◆ ACTIVITY
Scan the entries for lines with "posts" and say how many there are, with nothing more.

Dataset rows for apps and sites
_ _ _

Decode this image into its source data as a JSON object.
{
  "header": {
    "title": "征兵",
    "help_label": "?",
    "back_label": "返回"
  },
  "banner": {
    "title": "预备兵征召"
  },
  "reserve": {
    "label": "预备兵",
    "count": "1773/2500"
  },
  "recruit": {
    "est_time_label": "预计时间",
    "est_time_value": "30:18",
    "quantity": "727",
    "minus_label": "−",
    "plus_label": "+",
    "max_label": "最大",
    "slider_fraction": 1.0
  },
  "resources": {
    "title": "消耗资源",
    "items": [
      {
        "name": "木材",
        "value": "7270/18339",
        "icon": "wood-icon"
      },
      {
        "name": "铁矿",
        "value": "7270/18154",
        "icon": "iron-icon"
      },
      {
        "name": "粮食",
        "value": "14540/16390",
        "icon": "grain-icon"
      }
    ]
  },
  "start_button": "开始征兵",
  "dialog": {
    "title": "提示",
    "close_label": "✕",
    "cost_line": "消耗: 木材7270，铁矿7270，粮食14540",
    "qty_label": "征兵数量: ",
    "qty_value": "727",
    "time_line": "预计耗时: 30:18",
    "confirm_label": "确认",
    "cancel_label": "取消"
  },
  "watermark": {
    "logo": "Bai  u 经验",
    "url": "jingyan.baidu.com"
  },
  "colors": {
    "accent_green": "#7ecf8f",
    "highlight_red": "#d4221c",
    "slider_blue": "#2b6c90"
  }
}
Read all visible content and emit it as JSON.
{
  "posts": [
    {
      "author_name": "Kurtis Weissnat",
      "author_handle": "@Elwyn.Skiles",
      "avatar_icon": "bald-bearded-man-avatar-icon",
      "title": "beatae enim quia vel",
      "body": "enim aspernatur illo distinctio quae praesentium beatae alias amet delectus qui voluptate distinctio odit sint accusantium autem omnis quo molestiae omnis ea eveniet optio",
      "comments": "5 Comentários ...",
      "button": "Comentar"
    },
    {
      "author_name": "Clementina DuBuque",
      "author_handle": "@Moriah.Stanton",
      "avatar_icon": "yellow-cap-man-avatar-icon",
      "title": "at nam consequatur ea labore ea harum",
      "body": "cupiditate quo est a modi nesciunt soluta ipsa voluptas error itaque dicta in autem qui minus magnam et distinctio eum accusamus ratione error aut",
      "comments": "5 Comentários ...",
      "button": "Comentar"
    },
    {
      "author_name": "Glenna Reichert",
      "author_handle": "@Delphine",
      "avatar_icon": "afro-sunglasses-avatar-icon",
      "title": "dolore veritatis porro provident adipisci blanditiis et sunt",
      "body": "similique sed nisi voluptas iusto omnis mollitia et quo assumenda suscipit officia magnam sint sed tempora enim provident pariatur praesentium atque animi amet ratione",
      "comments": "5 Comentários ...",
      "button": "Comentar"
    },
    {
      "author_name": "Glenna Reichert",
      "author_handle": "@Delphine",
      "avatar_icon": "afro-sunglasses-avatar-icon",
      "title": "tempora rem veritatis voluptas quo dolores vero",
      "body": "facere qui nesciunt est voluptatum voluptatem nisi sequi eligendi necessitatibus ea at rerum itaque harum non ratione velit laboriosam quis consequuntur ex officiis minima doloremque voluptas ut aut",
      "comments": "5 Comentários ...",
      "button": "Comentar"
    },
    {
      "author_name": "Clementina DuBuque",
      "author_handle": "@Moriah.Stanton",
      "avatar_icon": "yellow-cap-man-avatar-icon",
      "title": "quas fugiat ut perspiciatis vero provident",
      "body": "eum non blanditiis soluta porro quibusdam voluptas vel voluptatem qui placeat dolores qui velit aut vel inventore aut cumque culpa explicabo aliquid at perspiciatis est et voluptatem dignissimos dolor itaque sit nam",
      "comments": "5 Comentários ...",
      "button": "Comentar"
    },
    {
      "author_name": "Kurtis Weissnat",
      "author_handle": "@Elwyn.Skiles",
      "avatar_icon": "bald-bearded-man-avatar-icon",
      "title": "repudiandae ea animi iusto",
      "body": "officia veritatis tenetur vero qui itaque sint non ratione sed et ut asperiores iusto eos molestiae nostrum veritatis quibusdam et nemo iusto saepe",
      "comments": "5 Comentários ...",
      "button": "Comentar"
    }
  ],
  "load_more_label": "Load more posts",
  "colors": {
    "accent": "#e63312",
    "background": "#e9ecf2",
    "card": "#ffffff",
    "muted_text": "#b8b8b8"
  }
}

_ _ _

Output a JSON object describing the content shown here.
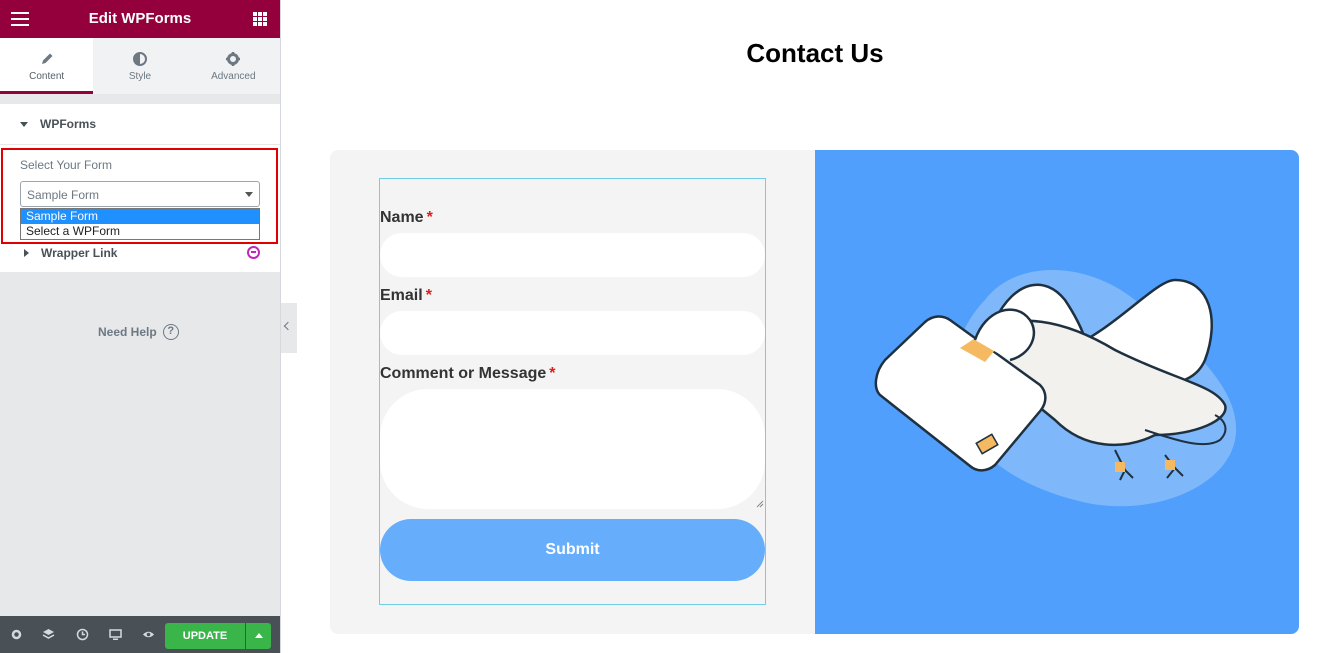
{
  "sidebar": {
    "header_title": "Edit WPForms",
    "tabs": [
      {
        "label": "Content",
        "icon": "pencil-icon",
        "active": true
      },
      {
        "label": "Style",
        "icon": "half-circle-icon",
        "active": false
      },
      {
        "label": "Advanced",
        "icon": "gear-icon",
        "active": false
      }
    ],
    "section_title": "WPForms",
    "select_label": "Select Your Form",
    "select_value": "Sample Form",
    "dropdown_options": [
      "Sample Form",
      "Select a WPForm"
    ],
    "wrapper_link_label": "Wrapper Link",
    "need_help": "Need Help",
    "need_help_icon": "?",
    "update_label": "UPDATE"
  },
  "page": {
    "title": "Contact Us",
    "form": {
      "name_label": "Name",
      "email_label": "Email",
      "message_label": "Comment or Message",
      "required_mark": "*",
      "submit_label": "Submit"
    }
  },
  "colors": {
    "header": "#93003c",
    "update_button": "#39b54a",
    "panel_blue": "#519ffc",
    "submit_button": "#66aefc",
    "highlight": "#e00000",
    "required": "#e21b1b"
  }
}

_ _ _

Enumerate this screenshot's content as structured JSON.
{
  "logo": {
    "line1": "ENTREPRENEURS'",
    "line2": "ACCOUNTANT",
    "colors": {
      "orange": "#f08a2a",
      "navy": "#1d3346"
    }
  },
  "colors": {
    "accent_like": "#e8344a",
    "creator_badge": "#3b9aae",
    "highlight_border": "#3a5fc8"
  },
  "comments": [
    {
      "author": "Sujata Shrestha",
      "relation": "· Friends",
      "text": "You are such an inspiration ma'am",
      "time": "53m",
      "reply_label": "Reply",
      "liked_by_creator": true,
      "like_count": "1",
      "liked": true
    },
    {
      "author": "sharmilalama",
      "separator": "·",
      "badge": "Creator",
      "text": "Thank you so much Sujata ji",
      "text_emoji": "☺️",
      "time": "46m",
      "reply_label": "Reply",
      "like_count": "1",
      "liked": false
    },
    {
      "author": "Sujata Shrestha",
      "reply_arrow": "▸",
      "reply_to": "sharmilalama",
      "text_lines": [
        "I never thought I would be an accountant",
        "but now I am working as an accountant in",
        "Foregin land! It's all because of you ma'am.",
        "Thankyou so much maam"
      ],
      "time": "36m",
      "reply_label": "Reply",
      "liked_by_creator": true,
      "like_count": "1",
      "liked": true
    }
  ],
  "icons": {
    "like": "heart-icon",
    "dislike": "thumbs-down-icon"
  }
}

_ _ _

◆ SOLVED EXERCISE
2